With more companies of all sizes embracing the Agile and DevOps methodologies, the speed of the software development lifecycle continues to increase. This reflects a competitive business world which operates all over the globe on a 24-7 basis. The days of the biannual release cycle appear to be obsolete.
Continuous deployment and other offshoots of Agile strive to make software enhancements a quick and painless process, so it stands to reason this “need for speed” would influence quality assurance. Enter continuous testing. We’ve mentioned this concept in a previous post, but this time out we’ll take a closer look at this emerging QA trend.
Preventing QA from becoming a Bottleneck
Companies embracing continuous delivery leverage automation to make various aspects of the SDLC faster. This includes automating builds, migrations, and other related tasks. While a need for manual software testing still exists, especially when it comes to validating usability and interfaces, companies are taking advantage of automated tests as part of a continuous testing model.
Continuous testing requires extra effort to be spent on developing these automated tests. This concept applies when it comes to determining whether or not to deploy the software into production after the test run is complete. Business stakeholders need to work closely with QA engineers to determine the criteria for a go/no go decision; factoring in performance, reliability, and security issues.
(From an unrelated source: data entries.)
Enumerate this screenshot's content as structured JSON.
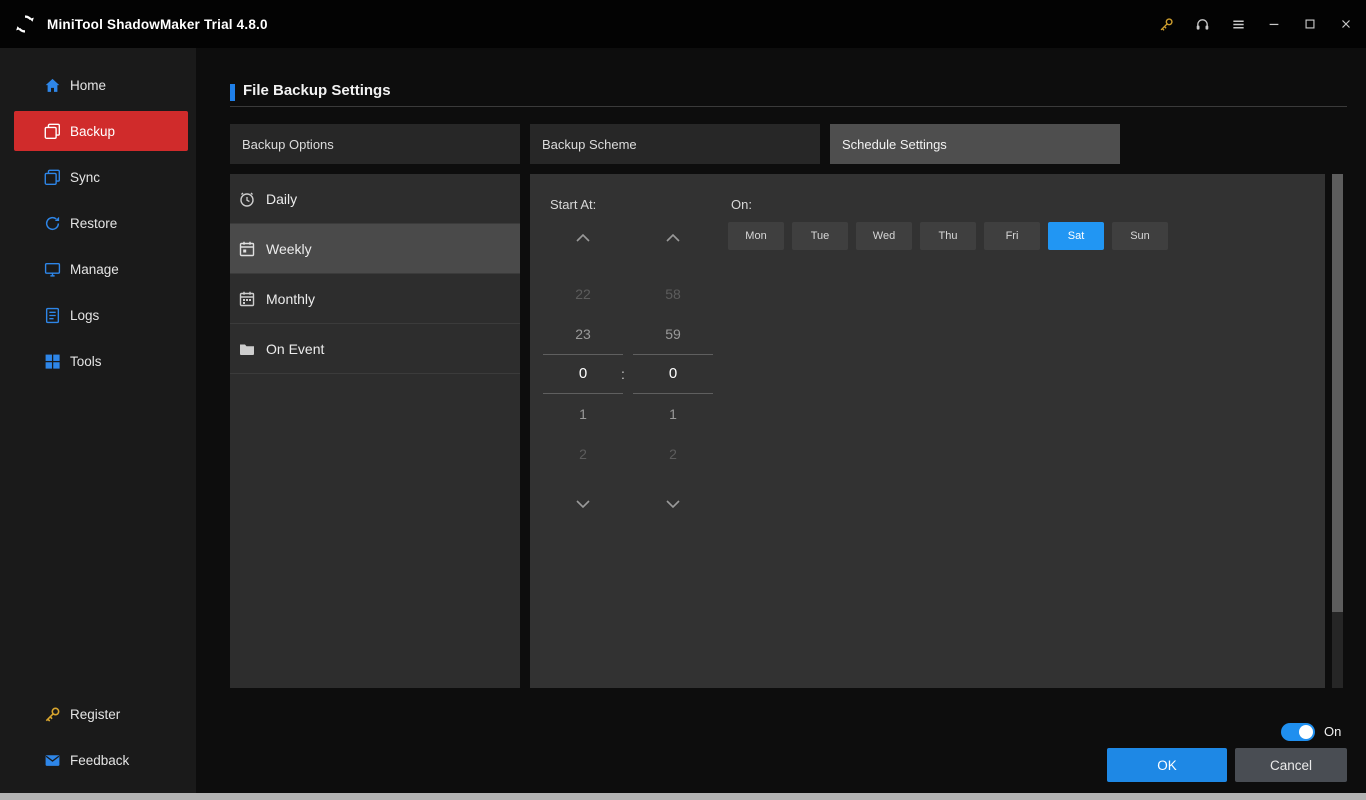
{
  "titlebar": {
    "title": "MiniTool ShadowMaker Trial 4.8.0"
  },
  "sidebar": {
    "items": [
      {
        "label": "Home",
        "icon": "home-icon",
        "active": false
      },
      {
        "label": "Backup",
        "icon": "backup-icon",
        "active": true
      },
      {
        "label": "Sync",
        "icon": "sync-icon",
        "active": false
      },
      {
        "label": "Restore",
        "icon": "restore-icon",
        "active": false
      },
      {
        "label": "Manage",
        "icon": "manage-icon",
        "active": false
      },
      {
        "label": "Logs",
        "icon": "logs-icon",
        "active": false
      },
      {
        "label": "Tools",
        "icon": "tools-icon",
        "active": false
      }
    ],
    "footer_items": [
      {
        "label": "Register",
        "icon": "key-icon"
      },
      {
        "label": "Feedback",
        "icon": "mail-icon"
      }
    ]
  },
  "page": {
    "title": "File Backup Settings"
  },
  "tabs": [
    {
      "label": "Backup Options",
      "active": false
    },
    {
      "label": "Backup Scheme",
      "active": false
    },
    {
      "label": "Schedule Settings",
      "active": true
    }
  ],
  "schedule": {
    "modes": [
      {
        "label": "Daily",
        "icon": "alarm-clock-icon",
        "active": false
      },
      {
        "label": "Weekly",
        "icon": "weekly-calendar-icon",
        "active": true
      },
      {
        "label": "Monthly",
        "icon": "monthly-calendar-icon",
        "active": false
      },
      {
        "label": "On Event",
        "icon": "folder-icon",
        "active": false
      }
    ],
    "start_at_label": "Start At:",
    "hour_values": [
      "22",
      "23",
      "0",
      "1",
      "2"
    ],
    "minute_values": [
      "58",
      "59",
      "0",
      "1",
      "2"
    ],
    "selected_hour": "0",
    "selected_minute": "0",
    "time_separator": ":",
    "on_label": "On:",
    "days": [
      {
        "label": "Mon",
        "selected": false
      },
      {
        "label": "Tue",
        "selected": false
      },
      {
        "label": "Wed",
        "selected": false
      },
      {
        "label": "Thu",
        "selected": false
      },
      {
        "label": "Fri",
        "selected": false
      },
      {
        "label": "Sat",
        "selected": true
      },
      {
        "label": "Sun",
        "selected": false
      }
    ]
  },
  "footer": {
    "schedule_toggle_state": "On",
    "ok_label": "OK",
    "cancel_label": "Cancel"
  },
  "colors": {
    "accent_blue": "#2196f3",
    "active_red": "#d02b2b"
  }
}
Additionally, many continuous testing programs involve QA personnel at the beginning of the lifecycle, with the hopes of validating design work before development takes place — the extra cost of handling bugs later in the SDLC still matters in this scenario. The scope of testing includes automated API tests, unit tests, as well as system and integration tests. Security and performance testing is also performed when relevant.
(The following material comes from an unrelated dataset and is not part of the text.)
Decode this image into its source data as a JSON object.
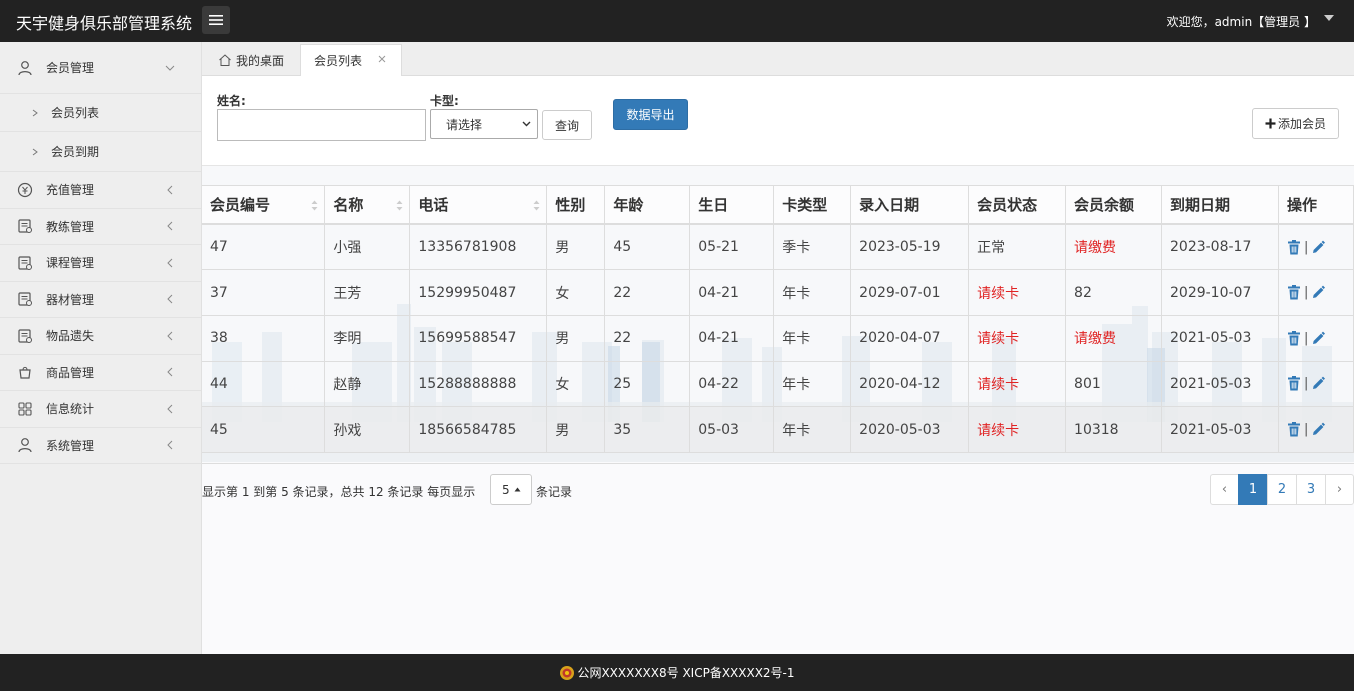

Managing the Continuous Testing Process
Relying on automation to execute a whole range of tests as part of a larger build and deployment process doesn’t mean the role of the QA engineer is going away. We mentioned earlier about the importance in properly developing automated tests able to determine whether or not to deploy a release. It is also vital to involve QA personnel in the management of the entire automated testing process, including performance monitoring and defect analysis.
Many QA tools and applications now include support for continuous testing that goes beyond simply automation. These typically provide a robust mechanism for authoring tests in addition to the real-time defect reporting and performance features needed to truly take advantage of CT.
Resources for Learning more about Continuous Testing
A wide range of eBooks and other material covering continuous testing are available if you are interested in learning more about this topic. SOASTA, known for their performance analytics software, offers an eBook on Continuous Testing in an Agile World. IT managers interested in the subject need to check out Parasoft’s book aimed at technology leaders.
In short, continuous testing needs to be considered by any organization hoping to truly take advantage of Agile or DevOps.
Keep tuned to the Betica Blog for further dispatches from the wide world of QA and software development.